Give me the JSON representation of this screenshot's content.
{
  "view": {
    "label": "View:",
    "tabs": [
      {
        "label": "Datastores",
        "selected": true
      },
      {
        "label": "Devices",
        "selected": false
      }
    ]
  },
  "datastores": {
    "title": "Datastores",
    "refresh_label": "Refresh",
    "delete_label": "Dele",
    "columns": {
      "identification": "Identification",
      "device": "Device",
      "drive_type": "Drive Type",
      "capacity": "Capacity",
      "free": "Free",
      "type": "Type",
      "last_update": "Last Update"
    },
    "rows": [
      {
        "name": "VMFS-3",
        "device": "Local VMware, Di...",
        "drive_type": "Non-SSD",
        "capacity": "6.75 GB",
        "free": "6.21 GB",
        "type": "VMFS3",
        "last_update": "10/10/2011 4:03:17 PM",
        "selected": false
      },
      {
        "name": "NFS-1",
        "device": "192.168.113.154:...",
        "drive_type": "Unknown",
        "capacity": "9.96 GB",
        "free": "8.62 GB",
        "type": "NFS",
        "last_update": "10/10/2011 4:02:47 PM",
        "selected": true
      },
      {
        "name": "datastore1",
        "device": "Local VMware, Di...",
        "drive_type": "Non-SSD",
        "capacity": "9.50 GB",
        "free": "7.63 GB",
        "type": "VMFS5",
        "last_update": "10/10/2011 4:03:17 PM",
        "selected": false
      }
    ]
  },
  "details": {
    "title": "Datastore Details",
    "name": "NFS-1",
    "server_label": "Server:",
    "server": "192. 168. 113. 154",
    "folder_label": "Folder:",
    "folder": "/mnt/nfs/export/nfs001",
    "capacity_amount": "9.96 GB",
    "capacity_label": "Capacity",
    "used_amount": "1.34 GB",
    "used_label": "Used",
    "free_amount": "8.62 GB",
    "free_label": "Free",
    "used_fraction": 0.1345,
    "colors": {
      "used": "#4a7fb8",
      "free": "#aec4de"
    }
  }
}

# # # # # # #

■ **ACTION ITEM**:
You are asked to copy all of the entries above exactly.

■ **SOLUTION FOR THIS PROBLEM**:
Give me the JSON representation of this screenshot's content.
{
  "view": {
    "label": "View:",
    "tabs": [
      {
        "label": "Datastores",
        "selected": true
      },
      {
        "label": "Devices",
        "selected": false
      }
    ]
  },
  "datastores": {
    "title": "Datastores",
    "refresh_label": "Refresh",
    "delete_label": "Dele",
    "columns": {
      "identification": "Identification",
      "device": "Device",
      "drive_type": "Drive Type",
      "capacity": "Capacity",
      "free": "Free",
      "type": "Type",
      "last_update": "Last Update"
    },
    "rows": [
      {
        "name": "VMFS-3",
        "device": "Local VMware, Di...",
        "drive_type": "Non-SSD",
        "capacity": "6.75 GB",
        "free": "6.21 GB",
        "type": "VMFS3",
        "last_update": "10/10/2011 4:03:17 PM",
        "selected": false
      },
      {
        "name": "NFS-1",
        "device": "192.168.113.154:...",
        "drive_type": "Unknown",
        "capacity": "9.96 GB",
        "free": "8.62 GB",
        "type": "NFS",
        "last_update": "10/10/2011 4:02:47 PM",
        "selected": true
      },
      {
        "name": "datastore1",
        "device": "Local VMware, Di...",
        "drive_type": "Non-SSD",
        "capacity": "9.50 GB",
        "free": "7.63 GB",
        "type": "VMFS5",
        "last_update": "10/10/2011 4:03:17 PM",
        "selected": false
      }
    ]
  },
  "details": {
    "title": "Datastore Details",
    "name": "NFS-1",
    "server_label": "Server:",
    "server": "192. 168. 113. 154",
    "folder_label": "Folder:",
    "folder": "/mnt/nfs/export/nfs001",
    "capacity_amount": "9.96 GB",
    "capacity_label": "Capacity",
    "used_amount": "1.34 GB",
    "used_label": "Used",
    "free_amount": "8.62 GB",
    "free_label": "Free",
    "used_fraction": 0.1345,
    "colors": {
      "used": "#4a7fb8",
      "free": "#aec4de"
    }
  }
}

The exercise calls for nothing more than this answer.